* INPUT DATA
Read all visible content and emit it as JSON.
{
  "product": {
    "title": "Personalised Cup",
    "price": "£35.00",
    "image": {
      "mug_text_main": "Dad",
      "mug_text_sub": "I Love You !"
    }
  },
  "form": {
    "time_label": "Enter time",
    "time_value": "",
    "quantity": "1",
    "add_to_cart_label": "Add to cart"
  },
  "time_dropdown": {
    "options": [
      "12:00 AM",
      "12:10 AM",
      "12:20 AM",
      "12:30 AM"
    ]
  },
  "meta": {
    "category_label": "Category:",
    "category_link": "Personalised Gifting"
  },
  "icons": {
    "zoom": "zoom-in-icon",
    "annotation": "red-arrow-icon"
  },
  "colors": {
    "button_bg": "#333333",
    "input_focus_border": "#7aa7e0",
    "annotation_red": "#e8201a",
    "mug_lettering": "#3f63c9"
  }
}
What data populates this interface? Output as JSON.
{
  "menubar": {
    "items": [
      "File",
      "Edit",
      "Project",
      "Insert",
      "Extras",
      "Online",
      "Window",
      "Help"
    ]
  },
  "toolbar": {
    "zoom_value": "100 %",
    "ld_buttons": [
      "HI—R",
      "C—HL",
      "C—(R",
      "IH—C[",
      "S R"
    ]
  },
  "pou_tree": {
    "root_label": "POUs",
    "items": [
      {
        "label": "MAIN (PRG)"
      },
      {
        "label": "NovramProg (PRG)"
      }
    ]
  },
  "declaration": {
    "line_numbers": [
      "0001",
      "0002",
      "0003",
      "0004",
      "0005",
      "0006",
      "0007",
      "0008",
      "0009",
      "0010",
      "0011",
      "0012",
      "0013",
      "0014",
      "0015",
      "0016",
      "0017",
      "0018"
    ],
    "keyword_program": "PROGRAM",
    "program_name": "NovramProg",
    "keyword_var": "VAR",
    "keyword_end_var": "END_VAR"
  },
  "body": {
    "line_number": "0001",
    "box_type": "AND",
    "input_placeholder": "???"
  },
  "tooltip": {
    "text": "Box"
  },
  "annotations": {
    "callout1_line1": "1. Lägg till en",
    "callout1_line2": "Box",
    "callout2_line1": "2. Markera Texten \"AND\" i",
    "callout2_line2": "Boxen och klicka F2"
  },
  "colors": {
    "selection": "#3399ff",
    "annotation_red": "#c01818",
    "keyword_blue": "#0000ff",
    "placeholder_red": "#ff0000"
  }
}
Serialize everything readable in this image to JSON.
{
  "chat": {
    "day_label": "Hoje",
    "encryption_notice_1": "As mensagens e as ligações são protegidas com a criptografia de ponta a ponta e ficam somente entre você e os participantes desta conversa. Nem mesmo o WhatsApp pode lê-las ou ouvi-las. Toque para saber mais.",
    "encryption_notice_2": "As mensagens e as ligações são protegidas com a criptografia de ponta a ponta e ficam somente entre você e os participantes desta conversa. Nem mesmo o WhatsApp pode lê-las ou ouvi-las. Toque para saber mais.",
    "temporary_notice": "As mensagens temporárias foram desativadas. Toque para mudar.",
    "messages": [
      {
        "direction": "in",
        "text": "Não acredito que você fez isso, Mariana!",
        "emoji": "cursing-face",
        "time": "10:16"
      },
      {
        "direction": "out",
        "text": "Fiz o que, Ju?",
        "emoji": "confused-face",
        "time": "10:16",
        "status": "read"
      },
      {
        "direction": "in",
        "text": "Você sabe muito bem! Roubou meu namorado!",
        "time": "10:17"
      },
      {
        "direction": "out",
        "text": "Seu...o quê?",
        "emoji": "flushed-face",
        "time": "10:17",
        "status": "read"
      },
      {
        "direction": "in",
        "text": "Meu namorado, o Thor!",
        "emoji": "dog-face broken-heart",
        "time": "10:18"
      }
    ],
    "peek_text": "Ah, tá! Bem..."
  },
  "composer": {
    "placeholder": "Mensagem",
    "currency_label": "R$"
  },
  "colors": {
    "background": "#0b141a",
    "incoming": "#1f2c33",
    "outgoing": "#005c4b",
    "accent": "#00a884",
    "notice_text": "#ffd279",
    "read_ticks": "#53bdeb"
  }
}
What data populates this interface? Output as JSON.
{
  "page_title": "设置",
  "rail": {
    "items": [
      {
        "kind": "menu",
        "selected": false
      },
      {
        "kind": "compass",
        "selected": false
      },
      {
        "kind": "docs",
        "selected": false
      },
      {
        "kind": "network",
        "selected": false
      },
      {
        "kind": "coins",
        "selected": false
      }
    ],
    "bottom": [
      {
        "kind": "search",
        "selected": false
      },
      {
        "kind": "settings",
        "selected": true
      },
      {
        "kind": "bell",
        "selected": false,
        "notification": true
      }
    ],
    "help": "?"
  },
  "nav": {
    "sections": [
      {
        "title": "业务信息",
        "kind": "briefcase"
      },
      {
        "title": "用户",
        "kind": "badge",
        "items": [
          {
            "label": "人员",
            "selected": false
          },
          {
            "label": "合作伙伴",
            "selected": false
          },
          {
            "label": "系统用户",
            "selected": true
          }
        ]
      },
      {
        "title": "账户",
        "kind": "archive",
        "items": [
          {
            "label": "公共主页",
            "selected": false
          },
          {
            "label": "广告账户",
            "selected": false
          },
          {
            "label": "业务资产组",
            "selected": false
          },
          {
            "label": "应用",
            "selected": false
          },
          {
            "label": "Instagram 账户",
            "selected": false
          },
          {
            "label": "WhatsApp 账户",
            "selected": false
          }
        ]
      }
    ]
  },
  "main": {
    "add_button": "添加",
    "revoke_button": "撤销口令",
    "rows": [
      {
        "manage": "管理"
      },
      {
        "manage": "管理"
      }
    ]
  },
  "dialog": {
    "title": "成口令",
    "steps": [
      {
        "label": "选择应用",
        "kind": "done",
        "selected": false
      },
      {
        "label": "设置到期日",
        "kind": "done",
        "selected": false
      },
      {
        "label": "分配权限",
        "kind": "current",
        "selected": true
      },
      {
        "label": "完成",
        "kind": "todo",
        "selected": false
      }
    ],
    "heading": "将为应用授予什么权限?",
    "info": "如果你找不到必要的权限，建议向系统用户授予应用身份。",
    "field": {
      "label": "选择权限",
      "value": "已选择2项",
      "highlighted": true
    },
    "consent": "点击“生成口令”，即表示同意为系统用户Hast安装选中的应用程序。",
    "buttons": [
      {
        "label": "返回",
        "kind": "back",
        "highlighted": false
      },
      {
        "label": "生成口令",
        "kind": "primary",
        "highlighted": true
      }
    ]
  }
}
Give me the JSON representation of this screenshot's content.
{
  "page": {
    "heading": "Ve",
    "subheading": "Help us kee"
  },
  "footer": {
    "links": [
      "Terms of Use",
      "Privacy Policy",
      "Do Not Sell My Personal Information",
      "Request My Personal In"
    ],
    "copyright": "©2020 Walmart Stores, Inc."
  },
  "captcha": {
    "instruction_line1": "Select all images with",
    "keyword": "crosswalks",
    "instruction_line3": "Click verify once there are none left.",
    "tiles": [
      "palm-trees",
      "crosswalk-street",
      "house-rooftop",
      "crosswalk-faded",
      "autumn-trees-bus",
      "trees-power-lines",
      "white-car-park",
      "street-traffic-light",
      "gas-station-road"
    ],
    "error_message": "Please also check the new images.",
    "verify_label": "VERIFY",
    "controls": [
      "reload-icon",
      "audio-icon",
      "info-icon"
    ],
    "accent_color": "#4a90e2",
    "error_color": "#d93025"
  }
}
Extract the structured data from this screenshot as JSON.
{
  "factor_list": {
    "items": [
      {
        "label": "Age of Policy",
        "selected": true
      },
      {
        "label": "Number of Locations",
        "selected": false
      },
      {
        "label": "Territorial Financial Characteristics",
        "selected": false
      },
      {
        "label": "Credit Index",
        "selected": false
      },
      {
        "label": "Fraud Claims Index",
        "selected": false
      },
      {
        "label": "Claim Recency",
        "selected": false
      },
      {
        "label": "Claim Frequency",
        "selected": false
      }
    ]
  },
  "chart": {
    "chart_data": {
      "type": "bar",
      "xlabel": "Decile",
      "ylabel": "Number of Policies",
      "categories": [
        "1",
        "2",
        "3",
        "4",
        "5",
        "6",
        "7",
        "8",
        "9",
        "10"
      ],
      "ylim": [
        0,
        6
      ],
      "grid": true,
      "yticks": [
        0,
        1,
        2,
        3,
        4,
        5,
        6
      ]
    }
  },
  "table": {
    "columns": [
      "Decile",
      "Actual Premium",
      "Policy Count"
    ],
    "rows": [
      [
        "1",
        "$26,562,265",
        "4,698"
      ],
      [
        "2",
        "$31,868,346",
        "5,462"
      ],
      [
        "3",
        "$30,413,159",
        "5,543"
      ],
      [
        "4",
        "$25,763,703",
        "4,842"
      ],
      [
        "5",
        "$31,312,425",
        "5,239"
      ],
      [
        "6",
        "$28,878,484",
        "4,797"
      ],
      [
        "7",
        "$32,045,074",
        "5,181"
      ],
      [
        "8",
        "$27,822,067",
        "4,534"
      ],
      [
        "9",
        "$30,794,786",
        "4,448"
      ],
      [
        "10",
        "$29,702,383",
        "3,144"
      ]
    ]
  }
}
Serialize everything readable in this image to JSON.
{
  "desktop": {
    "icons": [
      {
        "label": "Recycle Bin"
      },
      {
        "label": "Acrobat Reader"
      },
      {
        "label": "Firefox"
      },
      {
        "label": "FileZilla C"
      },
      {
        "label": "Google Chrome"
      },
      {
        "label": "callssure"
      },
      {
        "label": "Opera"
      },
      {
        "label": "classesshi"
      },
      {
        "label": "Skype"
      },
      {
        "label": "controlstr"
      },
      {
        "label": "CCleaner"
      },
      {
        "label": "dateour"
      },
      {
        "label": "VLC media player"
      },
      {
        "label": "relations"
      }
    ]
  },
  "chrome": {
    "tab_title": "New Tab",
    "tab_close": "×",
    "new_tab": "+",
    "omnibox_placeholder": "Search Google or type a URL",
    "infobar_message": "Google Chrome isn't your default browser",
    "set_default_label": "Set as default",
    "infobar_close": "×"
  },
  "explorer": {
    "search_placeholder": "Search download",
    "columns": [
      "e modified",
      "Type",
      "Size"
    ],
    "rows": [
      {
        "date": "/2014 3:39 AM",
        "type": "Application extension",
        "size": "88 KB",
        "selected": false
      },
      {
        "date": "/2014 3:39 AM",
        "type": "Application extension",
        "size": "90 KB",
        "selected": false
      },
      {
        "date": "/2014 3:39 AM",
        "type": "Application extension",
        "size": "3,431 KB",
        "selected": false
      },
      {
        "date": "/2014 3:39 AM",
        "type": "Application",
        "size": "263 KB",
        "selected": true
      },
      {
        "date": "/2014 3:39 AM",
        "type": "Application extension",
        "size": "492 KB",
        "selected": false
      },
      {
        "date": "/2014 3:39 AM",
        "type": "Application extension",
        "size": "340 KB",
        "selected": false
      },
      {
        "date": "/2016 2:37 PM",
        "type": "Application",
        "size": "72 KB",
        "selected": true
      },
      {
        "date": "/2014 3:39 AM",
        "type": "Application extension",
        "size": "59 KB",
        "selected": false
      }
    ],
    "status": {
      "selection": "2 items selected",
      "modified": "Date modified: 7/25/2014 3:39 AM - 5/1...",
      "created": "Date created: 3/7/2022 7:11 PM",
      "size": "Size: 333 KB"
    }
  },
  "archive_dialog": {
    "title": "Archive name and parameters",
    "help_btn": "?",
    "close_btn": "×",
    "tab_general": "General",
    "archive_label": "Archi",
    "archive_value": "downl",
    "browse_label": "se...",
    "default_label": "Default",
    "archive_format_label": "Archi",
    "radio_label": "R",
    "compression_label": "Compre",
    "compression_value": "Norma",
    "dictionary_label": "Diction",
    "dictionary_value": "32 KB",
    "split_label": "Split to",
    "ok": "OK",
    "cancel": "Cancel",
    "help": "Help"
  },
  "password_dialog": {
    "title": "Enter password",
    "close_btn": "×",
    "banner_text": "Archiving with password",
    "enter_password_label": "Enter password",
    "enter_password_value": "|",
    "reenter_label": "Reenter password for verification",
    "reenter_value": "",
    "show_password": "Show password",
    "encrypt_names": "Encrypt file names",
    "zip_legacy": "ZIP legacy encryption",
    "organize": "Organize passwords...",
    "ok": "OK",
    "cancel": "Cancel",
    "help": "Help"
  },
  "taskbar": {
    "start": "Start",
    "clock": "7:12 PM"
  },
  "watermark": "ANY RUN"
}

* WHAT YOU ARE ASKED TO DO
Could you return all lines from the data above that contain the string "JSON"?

* COMPLETED TASK
Read all visible content and emit it as JSON.
What data populates this interface? Output as JSON.
Serialize everything readable in this image to JSON.
What data populates this interface? Output as JSON.
Give me the JSON representation of this screenshot's content.
Extract the structured data from this screenshot as JSON.
Serialize everything readable in this image to JSON.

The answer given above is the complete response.